That’s certainly very democratic of democrats, isn’t it?

Ms. Luhrman then announced details about the election night party of the democrats in Madrid on November 4th, which will apparently include a Sarah Palin look-alike contest. As usual, the left treats their political opponents as their entertainers, and as mere objects for mockery.

(This post was not to comment on the presidential debate itself, but about the local screening of it)

Let it all fall down

Governments around the world are trying out different formulae to tackle the financial crisis. They claim they are trying to reactivate the financial sector, to encourage banks to offer loans to small businesses and people, and to other banks. Other cases of government intervention are focused on preventing banks from going bankrupt.

This is all wrong. If the financial sector is in a financial crisis, let the financial sector sweat out its own illness. Any part of it that cannot survive the crisis should simply be left to die, because its demise means that it has no value. The crisis must be allowed to work as it should, promoting consolidation, discarding some old players and creating opportunities for new players to enter.

Government intervention is absolutely wrong. It is nothing but a quick fix, with lasting negative side effects, while prolonging the cost of the crisis, imposing it on generations to come. Furthermore, why should banks and other financial entities be allowed to earn loads of money for themselves (their shareholders) when the economy is fine, but they have to be helped by the government when things are not so nice anymore? Every individual and small business benefits from their work in times of prosperity, and they have to adjust to difficult times. The financial sector should be no different.

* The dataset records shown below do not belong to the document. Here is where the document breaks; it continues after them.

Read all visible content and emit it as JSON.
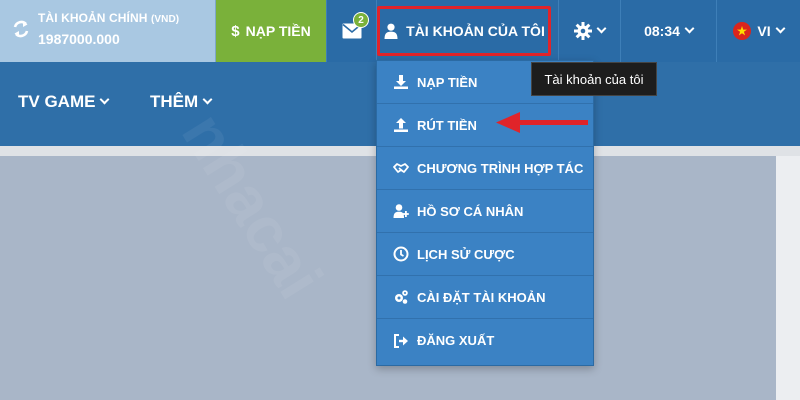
{
  "header": {
    "account_label": "TÀI KHOẢN CHÍNH",
    "account_currency": "(VND)",
    "balance": "1987000.000",
    "deposit_label": "NẠP TIỀN",
    "mail_badge": "2",
    "my_account_label": "TÀI KHOẢN CỦA TÔI",
    "time": "08:34",
    "language": "VI"
  },
  "nav": {
    "tv_game": "TV GAME",
    "more": "THÊM"
  },
  "tooltip": "Tài khoản của tôi",
  "watermark": "nhacai",
  "menu": {
    "items": [
      {
        "label": "NẠP TIỀN",
        "icon": "download-icon"
      },
      {
        "label": "RÚT TIỀN",
        "icon": "upload-icon"
      },
      {
        "label": "CHƯƠNG TRÌNH HỢP TÁC",
        "icon": "handshake-icon"
      },
      {
        "label": "HỒ SƠ CÁ NHÂN",
        "icon": "user-plus-icon"
      },
      {
        "label": "LỊCH SỬ CƯỢC",
        "icon": "clock-icon"
      },
      {
        "label": "CÀI ĐẶT TÀI KHOẢN",
        "icon": "cogs-icon"
      },
      {
        "label": "ĐĂNG XUẤT",
        "icon": "logout-icon"
      }
    ]
  },
  "colors": {
    "topbar": "#2a6ba6",
    "deposit": "#7ab13a",
    "highlight": "#e0242a",
    "menu": "#3b82c4"
  }
}
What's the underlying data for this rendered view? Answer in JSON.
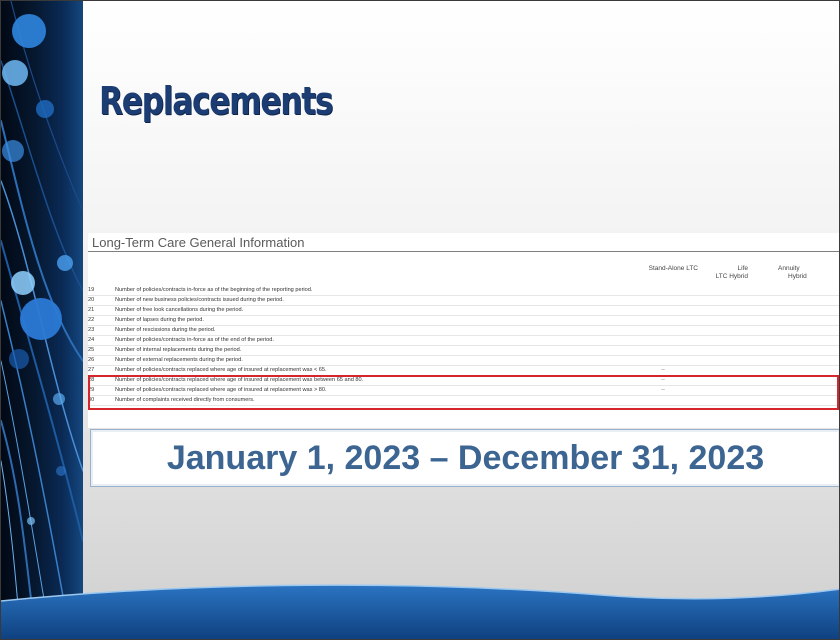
{
  "slide": {
    "title": "Replacements",
    "banner_date_range": "January 1, 2023 – December 31, 2023"
  },
  "sheet": {
    "heading": "Long-Term Care General Information",
    "columns": [
      {
        "line1": "",
        "line2": "Stand-Alone LTC"
      },
      {
        "line1": "Life",
        "line2": "LTC Hybrid"
      },
      {
        "line1": "Annuity",
        "line2": "Hybrid"
      }
    ],
    "rows": [
      {
        "num": "19",
        "desc": "Number of policies/contracts in-force as of the beginning of the reporting period.",
        "standalone": ""
      },
      {
        "num": "20",
        "desc": "Number of new business policies/contracts issued during the period.",
        "standalone": ""
      },
      {
        "num": "21",
        "desc": "Number of free look cancellations during the period.",
        "standalone": ""
      },
      {
        "num": "22",
        "desc": "Number of lapses during the period.",
        "standalone": ""
      },
      {
        "num": "23",
        "desc": "Number of rescissions during the period.",
        "standalone": ""
      },
      {
        "num": "24",
        "desc": "Number of policies/contracts in-force as of the end of the period.",
        "standalone": ""
      },
      {
        "num": "25",
        "desc": "Number of internal replacements during the period.",
        "standalone": ""
      },
      {
        "num": "26",
        "desc": "Number of external replacements during the period.",
        "standalone": ""
      },
      {
        "num": "27",
        "desc": "Number of policies/contracts replaced where age of insured at replacement was < 65.",
        "standalone": "--"
      },
      {
        "num": "28",
        "desc": "Number of policies/contracts replaced where age of insured at replacement was between 65 and 80.",
        "standalone": "--"
      },
      {
        "num": "29",
        "desc": "Number of policies/contracts replaced where age of insured at replacement was > 80.",
        "standalone": "--"
      },
      {
        "num": "30",
        "desc": "Number of complaints received directly from consumers.",
        "standalone": ""
      }
    ]
  },
  "colors": {
    "title": "#1c3d73",
    "highlight_border": "#d6262d",
    "date_text": "#3d6592",
    "footer_band": "#1d5fa8"
  }
}
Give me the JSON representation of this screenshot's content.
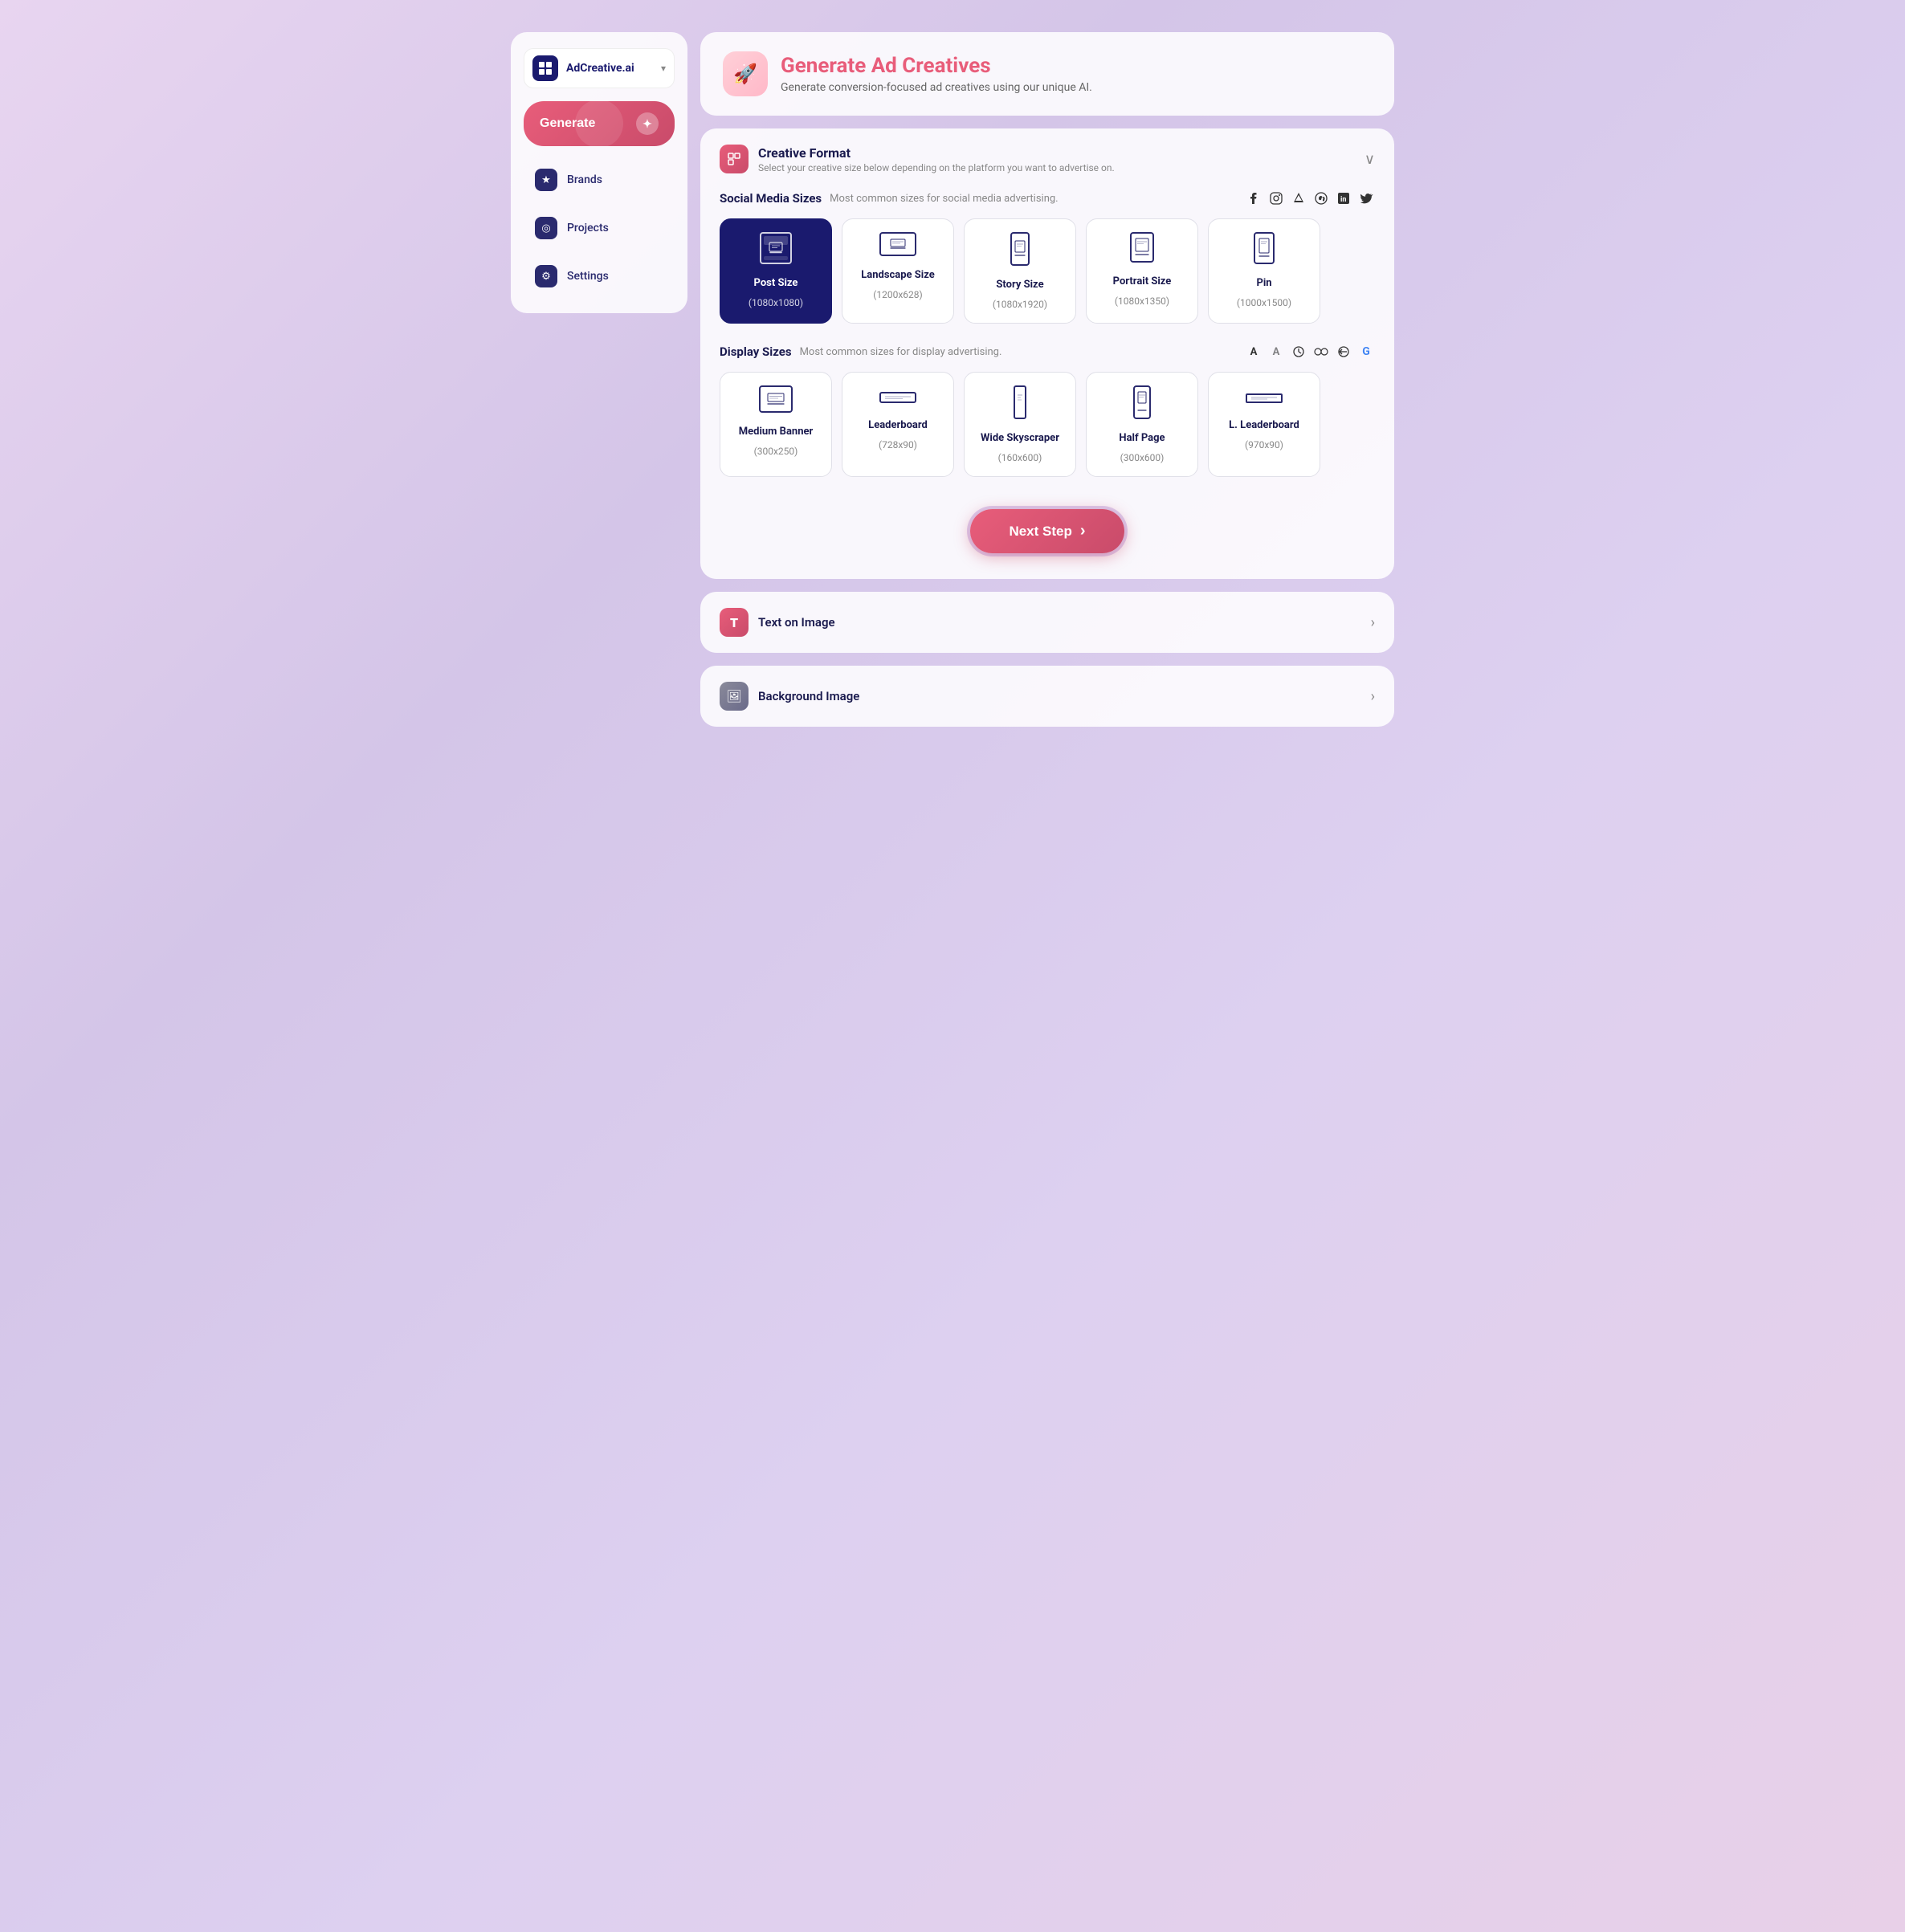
{
  "app": {
    "logo_text": "AdCreative.ai",
    "logo_chevron": "▾"
  },
  "sidebar": {
    "generate_label": "Generate",
    "nav_items": [
      {
        "id": "brands",
        "label": "Brands",
        "icon": "★"
      },
      {
        "id": "projects",
        "label": "Projects",
        "icon": "◎"
      },
      {
        "id": "settings",
        "label": "Settings",
        "icon": "⚙"
      }
    ]
  },
  "header": {
    "title": "Generate Ad Creatives",
    "subtitle": "Generate conversion-focused ad creatives using our unique AI.",
    "icon": "🚀"
  },
  "creative_format": {
    "section_title": "Creative Format",
    "section_subtitle": "Select your creative size below depending on the platform you want to advertise on.",
    "social_media": {
      "title": "Social Media Sizes",
      "subtitle": "Most common sizes for social media advertising.",
      "platform_icons": [
        "f",
        "◉",
        "▲",
        "⊙",
        "in",
        "🐦"
      ],
      "sizes": [
        {
          "id": "post",
          "name": "Post Size",
          "dimensions": "(1080x1080)",
          "selected": true,
          "shape": "square"
        },
        {
          "id": "landscape",
          "name": "Landscape Size",
          "dimensions": "(1200x628)",
          "selected": false,
          "shape": "landscape"
        },
        {
          "id": "story",
          "name": "Story Size",
          "dimensions": "(1080x1920)",
          "selected": false,
          "shape": "story"
        },
        {
          "id": "portrait",
          "name": "Portrait Size",
          "dimensions": "(1080x1350)",
          "selected": false,
          "shape": "portrait"
        },
        {
          "id": "pin",
          "name": "Pin",
          "dimensions": "(1000x1500)",
          "selected": false,
          "shape": "pin"
        }
      ]
    },
    "display": {
      "title": "Display Sizes",
      "subtitle": "Most common sizes for display advertising.",
      "platform_icons": [
        "A",
        "A",
        "◌",
        "◉◉",
        "⊘",
        "G"
      ],
      "sizes": [
        {
          "id": "medium-banner",
          "name": "Medium Banner",
          "dimensions": "(300x250)",
          "selected": false,
          "shape": "medium"
        },
        {
          "id": "leaderboard",
          "name": "Leaderboard",
          "dimensions": "(728x90)",
          "selected": false,
          "shape": "leaderboard"
        },
        {
          "id": "wide-skyscraper",
          "name": "Wide Skyscraper",
          "dimensions": "(160x600)",
          "selected": false,
          "shape": "skyscraper"
        },
        {
          "id": "half-page",
          "name": "Half Page",
          "dimensions": "(300x600)",
          "selected": false,
          "shape": "halfpage"
        },
        {
          "id": "l-leaderboard",
          "name": "L. Leaderboard",
          "dimensions": "(970x90)",
          "selected": false,
          "shape": "lleaderboard"
        }
      ]
    },
    "next_step_label": "Next Step",
    "next_step_arrow": "›"
  },
  "text_on_image": {
    "section_title": "Text on Image",
    "icon": "T"
  },
  "background_image": {
    "section_title": "Background Image",
    "icon": "🖼"
  }
}
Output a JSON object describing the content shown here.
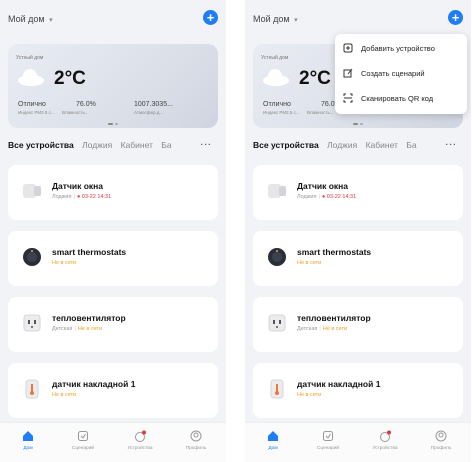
{
  "header": {
    "home_title": "Мой дом",
    "caret": "▾",
    "add_symbol": "+"
  },
  "weather": {
    "location": "Устный дом",
    "temperature": "2°C",
    "air_quality_value": "Отлично",
    "humidity_value": "76.0%",
    "pressure_value": "1007.3035...",
    "air_quality_label": "Индекс PM2.5 с...",
    "humidity_label": "Влажность...",
    "pressure_label": "Атмосфер.д..."
  },
  "tabs": {
    "items": [
      "Все устройства",
      "Лоджия",
      "Кабинет",
      "Ба"
    ],
    "more": "···"
  },
  "devices": [
    {
      "name": "Датчик окна",
      "room": "Лоджия",
      "alert": "03-22 14:31"
    },
    {
      "name": "smart thermostats",
      "status": "Не в сети"
    },
    {
      "name": "тепловентилятор",
      "room": "Детская",
      "status": "Не в сети"
    },
    {
      "name": "датчик накладной 1",
      "status": "Не в сети"
    }
  ],
  "nav": {
    "home": "Дом",
    "scenario": "Сценарий",
    "smart": "Устройства",
    "profile": "Профиль"
  },
  "menu": {
    "add_device": "Добавить устройство",
    "create_scenario": "Создать сценарий",
    "scan_qr": "Сканировать QR код"
  },
  "colors": {
    "accent": "#1f7ef5",
    "alert": "#e0383e",
    "offline": "#f0a020"
  }
}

Is the problem really lack of trust among lenders? Is a bunch of public money going to help them regain trust? Not a chance. They should regain trust the old fashioned way: by going into business again (i.e., start lending) to then ascertain that customers begin repaying their loans. Why would banks feel compelled to lend again? Simply because it’s their business. The business of banks is based on risk. They take a risk lending money, and charge for that service. It’s a matter of waiting to see who can hold out longer; banks or their customers. My guess is that banks, without the gift from governments, would have needed to attract customers again sooner than those customers would have needed the loans.

The financial sector should be left to its own devices to try to recover, whatever that may entail. Having governments intervene is anti-natural; it is an external factor inserted into the normal life cycle of any company that ought to survive on its own merit. Of course, earlier government intervention had its share of blame in driving the economy and the financial sector down (read: unrealistically low interest rates in the U.S. for a long time, the 1977 Community Reinvestment Act), but this is no excuse to pour millions of public money to that financial sector, or to nationalise banks left and right, as several EU countries are doing.

In summary, the situation is outrageous: rather than reducing public spending, governments have, once again, disposed of our money to use as they see fit, without any clear indication that the amounts of money they are dumping on the financial sector is going to make any difference one way or the other.